Supplied records:
***

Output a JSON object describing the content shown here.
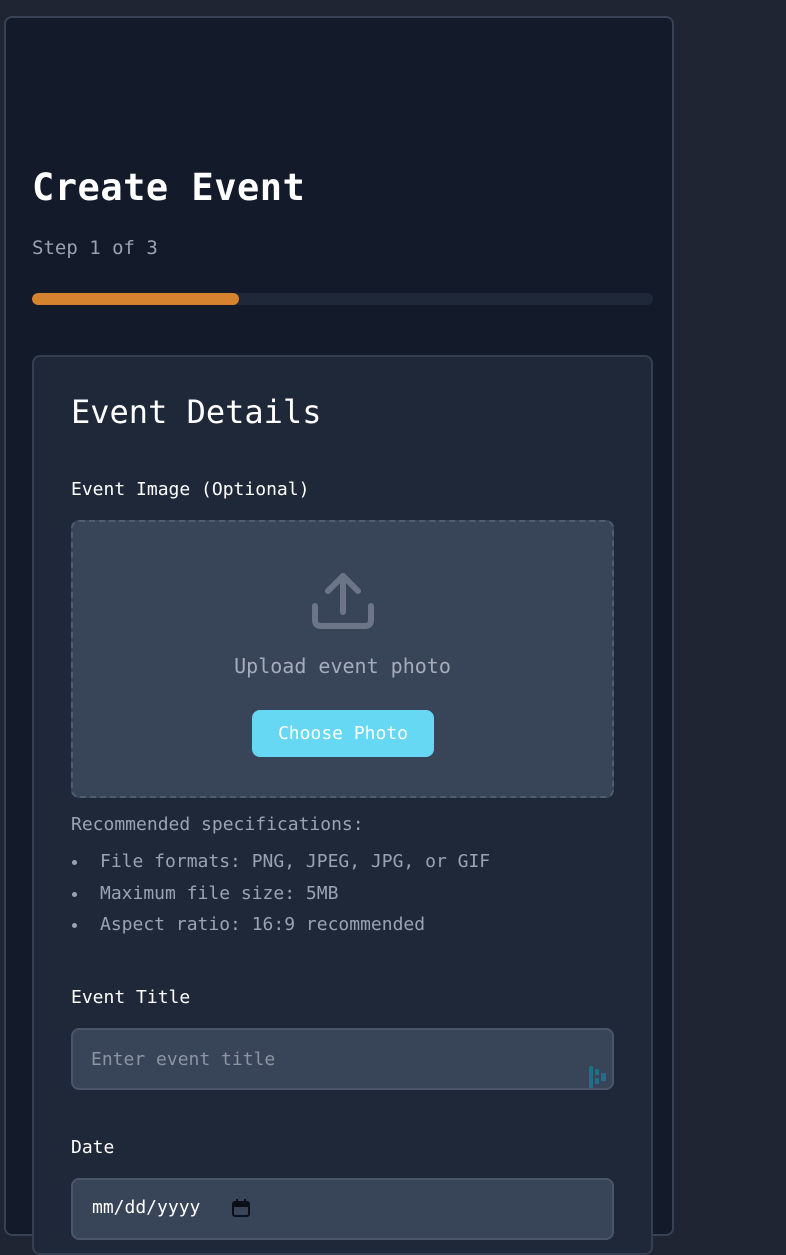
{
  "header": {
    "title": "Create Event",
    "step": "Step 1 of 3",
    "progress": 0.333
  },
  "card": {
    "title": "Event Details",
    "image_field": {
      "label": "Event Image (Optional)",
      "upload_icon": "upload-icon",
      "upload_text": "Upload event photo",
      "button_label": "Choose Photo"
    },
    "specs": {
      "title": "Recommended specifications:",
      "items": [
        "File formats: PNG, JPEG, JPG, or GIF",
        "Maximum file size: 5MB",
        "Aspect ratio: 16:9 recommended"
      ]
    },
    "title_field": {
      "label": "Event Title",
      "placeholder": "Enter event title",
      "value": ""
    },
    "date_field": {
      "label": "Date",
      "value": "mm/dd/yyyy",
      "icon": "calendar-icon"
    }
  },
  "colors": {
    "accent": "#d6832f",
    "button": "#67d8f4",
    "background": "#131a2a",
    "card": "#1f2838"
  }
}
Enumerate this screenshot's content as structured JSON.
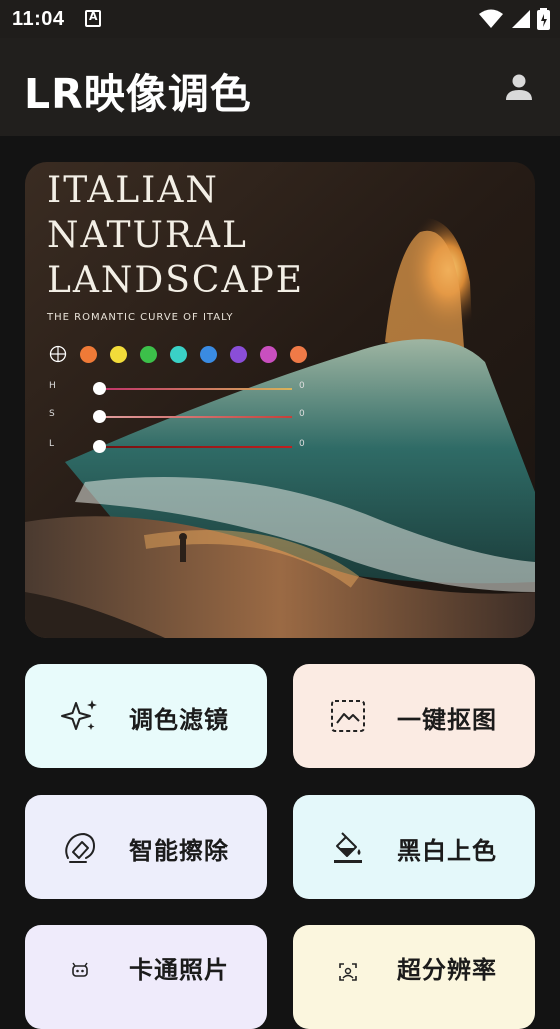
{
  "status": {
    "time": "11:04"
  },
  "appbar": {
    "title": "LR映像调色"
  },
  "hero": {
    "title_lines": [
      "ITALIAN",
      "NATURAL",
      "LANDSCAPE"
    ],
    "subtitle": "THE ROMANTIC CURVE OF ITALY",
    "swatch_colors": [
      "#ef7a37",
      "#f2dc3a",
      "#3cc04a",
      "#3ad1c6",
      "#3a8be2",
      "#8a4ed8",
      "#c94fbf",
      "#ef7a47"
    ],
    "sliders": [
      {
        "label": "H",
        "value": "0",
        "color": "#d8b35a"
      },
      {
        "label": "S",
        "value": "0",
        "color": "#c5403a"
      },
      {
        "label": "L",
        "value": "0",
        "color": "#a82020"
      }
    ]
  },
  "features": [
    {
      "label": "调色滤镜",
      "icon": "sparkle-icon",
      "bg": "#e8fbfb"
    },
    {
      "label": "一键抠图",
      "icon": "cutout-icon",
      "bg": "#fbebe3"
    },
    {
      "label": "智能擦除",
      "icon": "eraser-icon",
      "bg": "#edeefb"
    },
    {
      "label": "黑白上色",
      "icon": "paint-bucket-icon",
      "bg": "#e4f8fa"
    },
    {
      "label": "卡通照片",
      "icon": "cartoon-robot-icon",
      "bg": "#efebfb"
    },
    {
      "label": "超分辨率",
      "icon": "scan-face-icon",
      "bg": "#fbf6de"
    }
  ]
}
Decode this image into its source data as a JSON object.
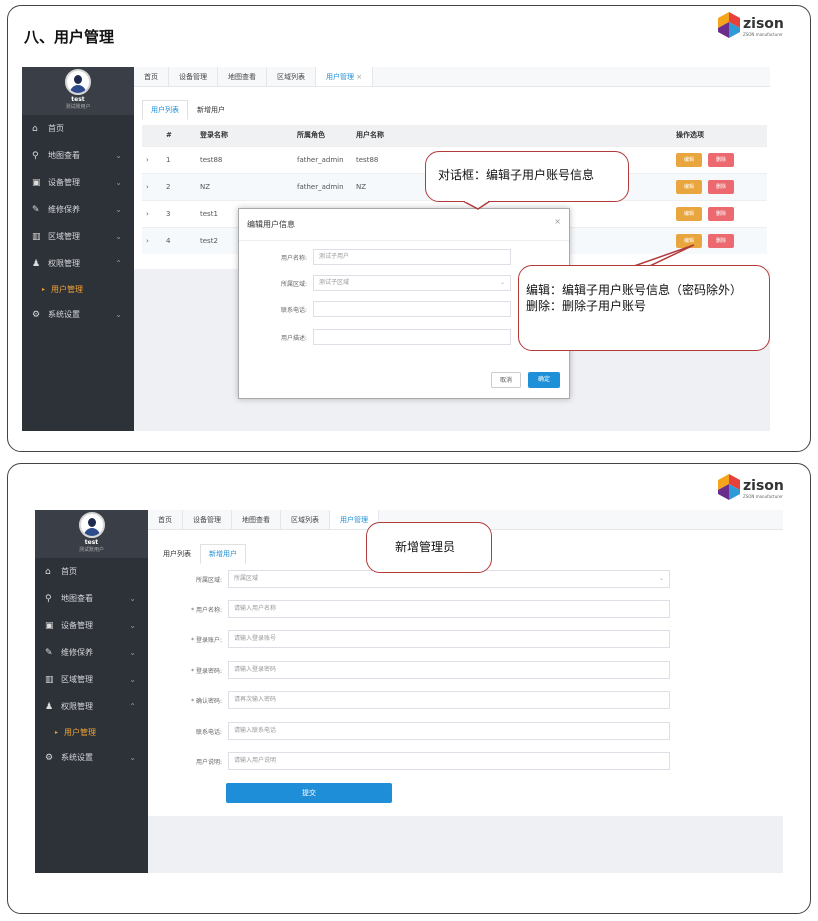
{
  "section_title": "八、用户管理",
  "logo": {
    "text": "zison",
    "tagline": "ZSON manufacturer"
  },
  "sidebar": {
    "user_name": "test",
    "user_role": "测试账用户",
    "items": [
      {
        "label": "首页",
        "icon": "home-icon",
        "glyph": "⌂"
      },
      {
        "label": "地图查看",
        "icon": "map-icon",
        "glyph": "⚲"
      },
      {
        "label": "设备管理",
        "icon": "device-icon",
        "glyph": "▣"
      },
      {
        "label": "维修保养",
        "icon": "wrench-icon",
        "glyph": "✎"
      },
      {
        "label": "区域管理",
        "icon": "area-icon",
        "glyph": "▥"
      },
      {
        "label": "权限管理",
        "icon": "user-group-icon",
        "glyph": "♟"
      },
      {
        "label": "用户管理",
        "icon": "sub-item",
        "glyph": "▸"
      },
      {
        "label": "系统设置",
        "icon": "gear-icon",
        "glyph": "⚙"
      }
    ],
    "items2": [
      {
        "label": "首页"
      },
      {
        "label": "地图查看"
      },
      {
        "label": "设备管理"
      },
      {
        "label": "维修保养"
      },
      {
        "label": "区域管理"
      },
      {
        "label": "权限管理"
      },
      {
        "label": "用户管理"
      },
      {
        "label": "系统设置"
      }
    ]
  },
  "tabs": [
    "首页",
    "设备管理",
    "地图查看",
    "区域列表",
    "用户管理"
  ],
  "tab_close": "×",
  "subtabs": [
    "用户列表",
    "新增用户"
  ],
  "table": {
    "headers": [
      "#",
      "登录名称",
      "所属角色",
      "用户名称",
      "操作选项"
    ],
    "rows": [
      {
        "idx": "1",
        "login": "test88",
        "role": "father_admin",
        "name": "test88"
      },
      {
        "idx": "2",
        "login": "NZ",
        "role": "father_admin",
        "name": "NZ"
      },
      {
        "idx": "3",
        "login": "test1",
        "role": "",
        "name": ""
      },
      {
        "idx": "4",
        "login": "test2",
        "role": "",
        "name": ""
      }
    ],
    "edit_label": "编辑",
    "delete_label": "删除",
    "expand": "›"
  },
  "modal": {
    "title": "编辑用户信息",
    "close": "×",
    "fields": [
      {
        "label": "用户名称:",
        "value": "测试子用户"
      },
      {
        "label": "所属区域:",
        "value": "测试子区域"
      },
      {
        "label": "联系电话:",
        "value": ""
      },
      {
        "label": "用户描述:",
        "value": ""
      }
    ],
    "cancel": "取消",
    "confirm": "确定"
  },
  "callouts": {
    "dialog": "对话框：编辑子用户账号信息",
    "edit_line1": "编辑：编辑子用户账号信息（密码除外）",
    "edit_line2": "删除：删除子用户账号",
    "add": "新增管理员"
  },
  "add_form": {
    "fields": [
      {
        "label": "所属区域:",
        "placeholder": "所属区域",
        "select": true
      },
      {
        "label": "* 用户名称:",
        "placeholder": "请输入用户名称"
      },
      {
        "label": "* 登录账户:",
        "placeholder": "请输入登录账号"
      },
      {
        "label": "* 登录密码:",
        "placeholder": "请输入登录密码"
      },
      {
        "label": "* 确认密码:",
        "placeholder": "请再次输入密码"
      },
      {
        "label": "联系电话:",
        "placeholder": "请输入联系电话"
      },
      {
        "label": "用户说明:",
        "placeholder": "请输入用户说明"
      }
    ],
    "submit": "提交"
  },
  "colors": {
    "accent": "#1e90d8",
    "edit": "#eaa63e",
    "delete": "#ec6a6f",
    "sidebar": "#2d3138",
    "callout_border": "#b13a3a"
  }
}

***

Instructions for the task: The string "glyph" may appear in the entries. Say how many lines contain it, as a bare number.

Problem solution: 8